Exercise goal: Every line containing "System" should be copied out. Go through the entries and find them.

Supplied data:
——————————
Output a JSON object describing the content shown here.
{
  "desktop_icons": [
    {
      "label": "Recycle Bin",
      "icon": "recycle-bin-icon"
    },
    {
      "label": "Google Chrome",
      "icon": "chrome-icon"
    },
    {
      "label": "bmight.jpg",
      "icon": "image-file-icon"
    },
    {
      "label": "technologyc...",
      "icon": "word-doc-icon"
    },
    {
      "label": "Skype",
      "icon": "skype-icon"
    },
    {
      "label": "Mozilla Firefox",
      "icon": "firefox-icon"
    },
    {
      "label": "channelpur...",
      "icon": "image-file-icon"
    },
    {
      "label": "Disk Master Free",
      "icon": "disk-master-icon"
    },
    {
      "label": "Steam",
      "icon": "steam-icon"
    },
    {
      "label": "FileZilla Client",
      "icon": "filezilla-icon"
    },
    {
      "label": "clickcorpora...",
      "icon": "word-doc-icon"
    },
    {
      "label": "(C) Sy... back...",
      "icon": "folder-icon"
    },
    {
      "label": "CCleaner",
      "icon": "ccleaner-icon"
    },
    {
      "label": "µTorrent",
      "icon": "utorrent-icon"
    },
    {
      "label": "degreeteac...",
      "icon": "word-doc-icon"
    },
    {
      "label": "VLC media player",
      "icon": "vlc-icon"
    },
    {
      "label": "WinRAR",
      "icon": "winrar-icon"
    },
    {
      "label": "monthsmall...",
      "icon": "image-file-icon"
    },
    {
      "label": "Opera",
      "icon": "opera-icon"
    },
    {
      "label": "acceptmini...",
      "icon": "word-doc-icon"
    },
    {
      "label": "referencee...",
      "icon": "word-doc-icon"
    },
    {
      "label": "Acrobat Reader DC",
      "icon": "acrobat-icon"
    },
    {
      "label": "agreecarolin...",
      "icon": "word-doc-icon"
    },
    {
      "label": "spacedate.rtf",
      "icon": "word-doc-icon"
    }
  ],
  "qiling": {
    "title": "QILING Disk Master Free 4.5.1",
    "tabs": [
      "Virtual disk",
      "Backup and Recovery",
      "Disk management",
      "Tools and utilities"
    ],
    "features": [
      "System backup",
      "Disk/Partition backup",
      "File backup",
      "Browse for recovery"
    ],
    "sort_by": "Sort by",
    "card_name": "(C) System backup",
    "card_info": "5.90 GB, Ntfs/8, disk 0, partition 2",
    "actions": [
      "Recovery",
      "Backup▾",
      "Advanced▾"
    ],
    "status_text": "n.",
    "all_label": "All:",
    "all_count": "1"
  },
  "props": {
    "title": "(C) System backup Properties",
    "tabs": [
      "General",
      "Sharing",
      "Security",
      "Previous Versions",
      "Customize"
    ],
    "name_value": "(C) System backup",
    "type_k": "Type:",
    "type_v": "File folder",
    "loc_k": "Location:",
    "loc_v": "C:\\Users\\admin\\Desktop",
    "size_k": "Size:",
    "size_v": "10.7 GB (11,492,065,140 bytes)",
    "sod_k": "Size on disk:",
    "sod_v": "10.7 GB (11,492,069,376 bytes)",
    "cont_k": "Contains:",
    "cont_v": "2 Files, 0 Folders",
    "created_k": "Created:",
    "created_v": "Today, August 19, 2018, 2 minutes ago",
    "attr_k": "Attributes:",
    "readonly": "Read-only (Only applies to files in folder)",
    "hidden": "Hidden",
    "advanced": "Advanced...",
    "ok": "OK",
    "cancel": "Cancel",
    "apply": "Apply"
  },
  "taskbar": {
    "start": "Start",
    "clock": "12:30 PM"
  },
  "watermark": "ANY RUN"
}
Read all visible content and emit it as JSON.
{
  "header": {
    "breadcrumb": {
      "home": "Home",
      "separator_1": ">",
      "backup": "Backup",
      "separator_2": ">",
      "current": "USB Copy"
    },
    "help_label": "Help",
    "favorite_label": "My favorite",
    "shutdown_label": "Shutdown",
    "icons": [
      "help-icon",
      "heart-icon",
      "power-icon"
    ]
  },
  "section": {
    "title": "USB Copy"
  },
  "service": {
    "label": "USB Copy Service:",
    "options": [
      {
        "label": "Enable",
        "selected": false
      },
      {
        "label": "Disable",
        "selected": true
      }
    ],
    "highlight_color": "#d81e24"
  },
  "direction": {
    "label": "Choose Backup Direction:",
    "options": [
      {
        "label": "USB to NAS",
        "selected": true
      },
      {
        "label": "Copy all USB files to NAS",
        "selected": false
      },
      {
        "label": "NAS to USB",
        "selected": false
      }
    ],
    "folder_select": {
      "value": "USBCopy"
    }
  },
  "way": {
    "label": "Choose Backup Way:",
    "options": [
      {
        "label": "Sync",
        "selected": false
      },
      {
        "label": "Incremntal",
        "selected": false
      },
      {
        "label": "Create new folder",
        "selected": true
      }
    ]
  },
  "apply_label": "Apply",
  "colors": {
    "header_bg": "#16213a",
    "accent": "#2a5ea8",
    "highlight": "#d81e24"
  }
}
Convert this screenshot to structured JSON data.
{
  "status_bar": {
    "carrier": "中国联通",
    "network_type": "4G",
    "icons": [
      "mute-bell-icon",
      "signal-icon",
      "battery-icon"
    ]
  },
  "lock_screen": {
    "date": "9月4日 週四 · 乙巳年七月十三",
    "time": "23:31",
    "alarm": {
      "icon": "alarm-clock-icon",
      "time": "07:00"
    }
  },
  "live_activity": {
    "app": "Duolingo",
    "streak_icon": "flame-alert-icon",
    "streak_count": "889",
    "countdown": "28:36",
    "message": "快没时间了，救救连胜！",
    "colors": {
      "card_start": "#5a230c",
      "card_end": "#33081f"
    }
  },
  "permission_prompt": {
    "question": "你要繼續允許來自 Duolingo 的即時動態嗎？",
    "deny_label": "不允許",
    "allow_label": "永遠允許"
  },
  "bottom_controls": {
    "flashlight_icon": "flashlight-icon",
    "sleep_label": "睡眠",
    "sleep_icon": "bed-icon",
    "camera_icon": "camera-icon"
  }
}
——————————
Your response:
      "System backup",
    "card_name": "(C) System backup",
    "title": "(C) System backup Properties",
    "name_value": "(C) System backup",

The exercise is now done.